> [Task requirements]
With every picture left out, give the data below back exactly.

> [Task material]

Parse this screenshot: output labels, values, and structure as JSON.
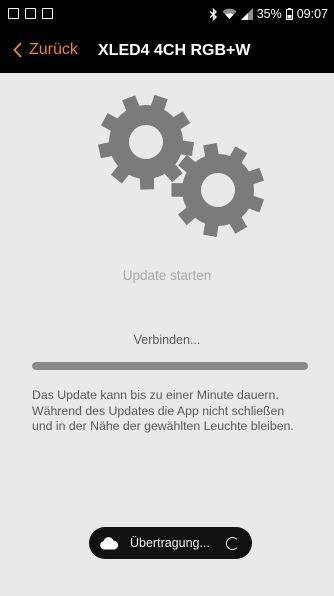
{
  "status_bar": {
    "battery": "35%",
    "time": "09:07"
  },
  "header": {
    "back_label": "Zurück",
    "title": "XLED4 4CH RGB+W"
  },
  "main": {
    "update_title": "Update starten",
    "status_text": "Verbinden...",
    "progress_fraction": 1.0,
    "info_lines": [
      "Das Update kann bis zu einer Minute dauern.",
      "Während des Updates die App nicht schließen",
      "und in der Nähe der gewählten Leuchte bleiben."
    ]
  },
  "toast": {
    "label": "Übertragung..."
  },
  "colors": {
    "accent": "#f08a1a",
    "gear": "#7b7b7b",
    "background": "#e9e9e9"
  }
}
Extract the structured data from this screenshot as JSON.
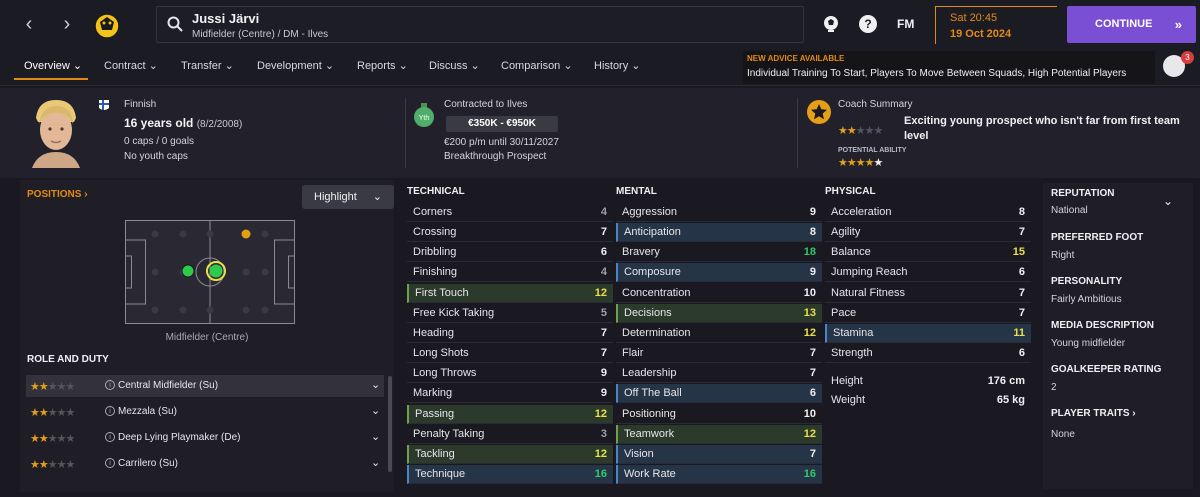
{
  "topbar": {
    "back_icon": "chevron-left-icon",
    "forward_icon": "chevron-right-icon",
    "player_name": "Jussi Järvi",
    "player_sub": "Midfielder (Centre) / DM - Ilves",
    "fm_label": "FM",
    "time": "Sat 20:45",
    "date": "19 Oct 2024",
    "continue_label": "CONTINUE",
    "advice_title": "NEW ADVICE AVAILABLE",
    "advice_text": "Individual Training To Start, Players To Move Between Squads, High Potential Players",
    "advice_count": "3",
    "accent": "#e38a16",
    "continue_color": "#7a4fd4"
  },
  "tabs": [
    {
      "label": "Overview ⌄"
    },
    {
      "label": "Contract ⌄"
    },
    {
      "label": "Transfer ⌄"
    },
    {
      "label": "Development ⌄"
    },
    {
      "label": "Reports ⌄"
    },
    {
      "label": "Discuss ⌄"
    },
    {
      "label": "Comparison ⌄"
    },
    {
      "label": "History ⌄"
    }
  ],
  "header": {
    "nationality": "Finnish",
    "age": "16 years old",
    "dob": "(8/2/2008)",
    "caps": "0 caps / 0 goals",
    "youth_caps": "No youth caps",
    "contract": "Contracted to Ilves",
    "yth_label": "Yth",
    "value": "€350K - €950K",
    "wage": "€200 p/m until 30/11/2027",
    "prospect": "Breakthrough Prospect",
    "coach_title": "Coach Summary",
    "coach_text": "Exciting young prospect who isn't far from first team level",
    "potential_label": "POTENTIAL ABILITY",
    "current_ability_stars": 2,
    "potential_ability_stars": 4.5
  },
  "positions": {
    "link": "POSITIONS ›",
    "highlight": "Highlight",
    "caption": "Midfielder (Centre)"
  },
  "roles": {
    "heading": "ROLE AND DUTY",
    "items": [
      {
        "label": "Central Midfielder (Su)",
        "stars": 2
      },
      {
        "label": "Mezzala (Su)",
        "stars": 2
      },
      {
        "label": "Deep Lying Playmaker (De)",
        "stars": 2
      },
      {
        "label": "Carrilero (Su)",
        "stars": 2
      }
    ]
  },
  "technical": {
    "heading": "TECHNICAL",
    "rows": [
      {
        "name": "Corners",
        "val": "4"
      },
      {
        "name": "Crossing",
        "val": "7"
      },
      {
        "name": "Dribbling",
        "val": "6"
      },
      {
        "name": "Finishing",
        "val": "4"
      },
      {
        "name": "First Touch",
        "val": "12"
      },
      {
        "name": "Free Kick Taking",
        "val": "5"
      },
      {
        "name": "Heading",
        "val": "7"
      },
      {
        "name": "Long Shots",
        "val": "7"
      },
      {
        "name": "Long Throws",
        "val": "9"
      },
      {
        "name": "Marking",
        "val": "9"
      },
      {
        "name": "Passing",
        "val": "12"
      },
      {
        "name": "Penalty Taking",
        "val": "3"
      },
      {
        "name": "Tackling",
        "val": "12"
      },
      {
        "name": "Technique",
        "val": "16"
      }
    ]
  },
  "mental": {
    "heading": "MENTAL",
    "rows": [
      {
        "name": "Aggression",
        "val": "9"
      },
      {
        "name": "Anticipation",
        "val": "8"
      },
      {
        "name": "Bravery",
        "val": "18"
      },
      {
        "name": "Composure",
        "val": "9"
      },
      {
        "name": "Concentration",
        "val": "10"
      },
      {
        "name": "Decisions",
        "val": "13"
      },
      {
        "name": "Determination",
        "val": "12"
      },
      {
        "name": "Flair",
        "val": "7"
      },
      {
        "name": "Leadership",
        "val": "7"
      },
      {
        "name": "Off The Ball",
        "val": "6"
      },
      {
        "name": "Positioning",
        "val": "10"
      },
      {
        "name": "Teamwork",
        "val": "12"
      },
      {
        "name": "Vision",
        "val": "7"
      },
      {
        "name": "Work Rate",
        "val": "16"
      }
    ]
  },
  "physical": {
    "heading": "PHYSICAL",
    "rows": [
      {
        "name": "Acceleration",
        "val": "8"
      },
      {
        "name": "Agility",
        "val": "7"
      },
      {
        "name": "Balance",
        "val": "15"
      },
      {
        "name": "Jumping Reach",
        "val": "6"
      },
      {
        "name": "Natural Fitness",
        "val": "7"
      },
      {
        "name": "Pace",
        "val": "7"
      },
      {
        "name": "Stamina",
        "val": "11"
      },
      {
        "name": "Strength",
        "val": "6"
      }
    ],
    "height_label": "Height",
    "height": "176 cm",
    "weight_label": "Weight",
    "weight": "65 kg"
  },
  "info": {
    "reputation_title": "REPUTATION",
    "reputation": "National",
    "foot_title": "PREFERRED FOOT",
    "foot": "Right",
    "personality_title": "PERSONALITY",
    "personality": "Fairly Ambitious",
    "media_title": "MEDIA DESCRIPTION",
    "media": "Young midfielder",
    "gk_title": "GOALKEEPER RATING",
    "gk": "2",
    "traits_title": "PLAYER TRAITS ›",
    "traits": "None"
  }
}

> [Answer for this exercise]
Parse this screenshot: output labels, values, and structure as JSON.
{
  "status_bar": {
    "battery": "35%",
    "time": "09:07"
  },
  "header": {
    "back_label": "Zurück",
    "title": "XLED4 4CH RGB+W"
  },
  "main": {
    "update_title": "Update starten",
    "status_text": "Verbinden...",
    "progress_fraction": 1.0,
    "info_lines": [
      "Das Update kann bis zu einer Minute dauern.",
      "Während des Updates die App nicht schließen",
      "und in der Nähe der gewählten Leuchte bleiben."
    ]
  },
  "toast": {
    "label": "Übertragung..."
  },
  "colors": {
    "accent": "#f08a1a",
    "gear": "#7b7b7b",
    "background": "#e9e9e9"
  }
}
Extract the structured data from this screenshot as JSON.
{
  "topbar": {
    "back_icon": "chevron-left-icon",
    "forward_icon": "chevron-right-icon",
    "player_name": "Jussi Järvi",
    "player_sub": "Midfielder (Centre) / DM - Ilves",
    "fm_label": "FM",
    "time": "Sat 20:45",
    "date": "19 Oct 2024",
    "continue_label": "CONTINUE",
    "advice_title": "NEW ADVICE AVAILABLE",
    "advice_text": "Individual Training To Start, Players To Move Between Squads, High Potential Players",
    "advice_count": "3",
    "accent": "#e38a16",
    "continue_color": "#7a4fd4"
  },
  "tabs": [
    {
      "label": "Overview ⌄"
    },
    {
      "label": "Contract ⌄"
    },
    {
      "label": "Transfer ⌄"
    },
    {
      "label": "Development ⌄"
    },
    {
      "label": "Reports ⌄"
    },
    {
      "label": "Discuss ⌄"
    },
    {
      "label": "Comparison ⌄"
    },
    {
      "label": "History ⌄"
    }
  ],
  "header": {
    "nationality": "Finnish",
    "age": "16 years old",
    "dob": "(8/2/2008)",
    "caps": "0 caps / 0 goals",
    "youth_caps": "No youth caps",
    "contract": "Contracted to Ilves",
    "yth_label": "Yth",
    "value": "€350K - €950K",
    "wage": "€200 p/m until 30/11/2027",
    "prospect": "Breakthrough Prospect",
    "coach_title": "Coach Summary",
    "coach_text": "Exciting young prospect who isn't far from first team level",
    "potential_label": "POTENTIAL ABILITY",
    "current_ability_stars": 2,
    "potential_ability_stars": 4.5
  },
  "positions": {
    "link": "POSITIONS ›",
    "highlight": "Highlight",
    "caption": "Midfielder (Centre)"
  },
  "roles": {
    "heading": "ROLE AND DUTY",
    "items": [
      {
        "label": "Central Midfielder (Su)",
        "stars": 2
      },
      {
        "label": "Mezzala (Su)",
        "stars": 2
      },
      {
        "label": "Deep Lying Playmaker (De)",
        "stars": 2
      },
      {
        "label": "Carrilero (Su)",
        "stars": 2
      }
    ]
  },
  "technical": {
    "heading": "TECHNICAL",
    "rows": [
      {
        "name": "Corners",
        "val": "4"
      },
      {
        "name": "Crossing",
        "val": "7"
      },
      {
        "name": "Dribbling",
        "val": "6"
      },
      {
        "name": "Finishing",
        "val": "4"
      },
      {
        "name": "First Touch",
        "val": "12"
      },
      {
        "name": "Free Kick Taking",
        "val": "5"
      },
      {
        "name": "Heading",
        "val": "7"
      },
      {
        "name": "Long Shots",
        "val": "7"
      },
      {
        "name": "Long Throws",
        "val": "9"
      },
      {
        "name": "Marking",
        "val": "9"
      },
      {
        "name": "Passing",
        "val": "12"
      },
      {
        "name": "Penalty Taking",
        "val": "3"
      },
      {
        "name": "Tackling",
        "val": "12"
      },
      {
        "name": "Technique",
        "val": "16"
      }
    ]
  },
  "mental": {
    "heading": "MENTAL",
    "rows": [
      {
        "name": "Aggression",
        "val": "9"
      },
      {
        "name": "Anticipation",
        "val": "8"
      },
      {
        "name": "Bravery",
        "val": "18"
      },
      {
        "name": "Composure",
        "val": "9"
      },
      {
        "name": "Concentration",
        "val": "10"
      },
      {
        "name": "Decisions",
        "val": "13"
      },
      {
        "name": "Determination",
        "val": "12"
      },
      {
        "name": "Flair",
        "val": "7"
      },
      {
        "name": "Leadership",
        "val": "7"
      },
      {
        "name": "Off The Ball",
        "val": "6"
      },
      {
        "name": "Positioning",
        "val": "10"
      },
      {
        "name": "Teamwork",
        "val": "12"
      },
      {
        "name": "Vision",
        "val": "7"
      },
      {
        "name": "Work Rate",
        "val": "16"
      }
    ]
  },
  "physical": {
    "heading": "PHYSICAL",
    "rows": [
      {
        "name": "Acceleration",
        "val": "8"
      },
      {
        "name": "Agility",
        "val": "7"
      },
      {
        "name": "Balance",
        "val": "15"
      },
      {
        "name": "Jumping Reach",
        "val": "6"
      },
      {
        "name": "Natural Fitness",
        "val": "7"
      },
      {
        "name": "Pace",
        "val": "7"
      },
      {
        "name": "Stamina",
        "val": "11"
      },
      {
        "name": "Strength",
        "val": "6"
      }
    ],
    "height_label": "Height",
    "height": "176 cm",
    "weight_label": "Weight",
    "weight": "65 kg"
  },
  "info": {
    "reputation_title": "REPUTATION",
    "reputation": "National",
    "foot_title": "PREFERRED FOOT",
    "foot": "Right",
    "personality_title": "PERSONALITY",
    "personality": "Fairly Ambitious",
    "media_title": "MEDIA DESCRIPTION",
    "media": "Young midfielder",
    "gk_title": "GOALKEEPER RATING",
    "gk": "2",
    "traits_title": "PLAYER TRAITS ›",
    "traits": "None"
  }
}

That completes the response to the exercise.